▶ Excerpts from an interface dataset

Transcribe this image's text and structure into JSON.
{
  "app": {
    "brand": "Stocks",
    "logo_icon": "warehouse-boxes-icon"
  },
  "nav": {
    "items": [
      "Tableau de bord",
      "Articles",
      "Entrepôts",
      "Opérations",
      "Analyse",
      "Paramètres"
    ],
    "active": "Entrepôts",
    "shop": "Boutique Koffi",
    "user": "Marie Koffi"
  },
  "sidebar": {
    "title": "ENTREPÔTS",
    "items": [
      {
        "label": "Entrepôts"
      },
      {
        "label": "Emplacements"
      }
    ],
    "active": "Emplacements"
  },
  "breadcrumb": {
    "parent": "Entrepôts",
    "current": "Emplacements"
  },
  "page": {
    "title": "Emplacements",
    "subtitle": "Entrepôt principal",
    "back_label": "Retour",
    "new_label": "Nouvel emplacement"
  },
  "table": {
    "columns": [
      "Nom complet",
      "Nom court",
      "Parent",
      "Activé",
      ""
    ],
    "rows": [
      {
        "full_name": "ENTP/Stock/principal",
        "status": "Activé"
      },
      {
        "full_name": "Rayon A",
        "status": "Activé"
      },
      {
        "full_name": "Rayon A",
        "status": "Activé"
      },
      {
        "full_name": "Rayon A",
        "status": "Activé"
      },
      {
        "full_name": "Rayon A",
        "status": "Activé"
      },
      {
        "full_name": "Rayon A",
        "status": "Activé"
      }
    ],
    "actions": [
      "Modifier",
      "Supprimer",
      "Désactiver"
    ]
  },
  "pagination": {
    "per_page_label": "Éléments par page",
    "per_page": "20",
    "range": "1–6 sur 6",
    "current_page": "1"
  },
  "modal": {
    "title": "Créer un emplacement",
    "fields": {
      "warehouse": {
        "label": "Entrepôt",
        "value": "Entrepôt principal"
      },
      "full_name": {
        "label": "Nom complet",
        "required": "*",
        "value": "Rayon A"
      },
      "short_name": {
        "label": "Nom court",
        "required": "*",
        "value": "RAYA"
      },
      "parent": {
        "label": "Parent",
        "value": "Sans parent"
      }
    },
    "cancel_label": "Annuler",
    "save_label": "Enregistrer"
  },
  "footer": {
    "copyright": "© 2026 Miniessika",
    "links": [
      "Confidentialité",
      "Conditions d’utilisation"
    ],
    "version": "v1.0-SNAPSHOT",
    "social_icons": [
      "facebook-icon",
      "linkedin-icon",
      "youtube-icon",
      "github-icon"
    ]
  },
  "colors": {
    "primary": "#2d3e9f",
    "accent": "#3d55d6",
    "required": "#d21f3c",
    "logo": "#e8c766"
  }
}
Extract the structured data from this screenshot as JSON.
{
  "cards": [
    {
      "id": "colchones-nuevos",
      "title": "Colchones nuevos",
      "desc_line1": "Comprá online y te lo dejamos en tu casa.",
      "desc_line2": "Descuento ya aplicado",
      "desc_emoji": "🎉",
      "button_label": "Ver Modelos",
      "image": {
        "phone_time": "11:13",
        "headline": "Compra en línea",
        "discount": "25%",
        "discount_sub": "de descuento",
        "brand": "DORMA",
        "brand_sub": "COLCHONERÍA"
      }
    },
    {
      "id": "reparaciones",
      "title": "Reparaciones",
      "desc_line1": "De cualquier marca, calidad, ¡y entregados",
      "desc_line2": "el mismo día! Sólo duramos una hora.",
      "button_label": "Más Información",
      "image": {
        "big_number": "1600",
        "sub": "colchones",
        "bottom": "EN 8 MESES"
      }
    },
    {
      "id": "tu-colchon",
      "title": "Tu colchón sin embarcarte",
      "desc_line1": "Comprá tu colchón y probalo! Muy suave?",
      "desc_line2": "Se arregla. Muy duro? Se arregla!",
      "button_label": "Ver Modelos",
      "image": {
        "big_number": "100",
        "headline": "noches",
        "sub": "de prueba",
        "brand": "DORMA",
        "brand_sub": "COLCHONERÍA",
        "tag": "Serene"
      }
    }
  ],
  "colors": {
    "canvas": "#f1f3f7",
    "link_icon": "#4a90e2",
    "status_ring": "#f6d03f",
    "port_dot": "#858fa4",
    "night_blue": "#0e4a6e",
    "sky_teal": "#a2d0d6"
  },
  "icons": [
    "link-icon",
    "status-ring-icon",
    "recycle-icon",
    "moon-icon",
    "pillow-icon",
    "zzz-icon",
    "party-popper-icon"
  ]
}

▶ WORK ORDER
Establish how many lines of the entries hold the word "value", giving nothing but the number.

▶ YOUR SOLUTION
4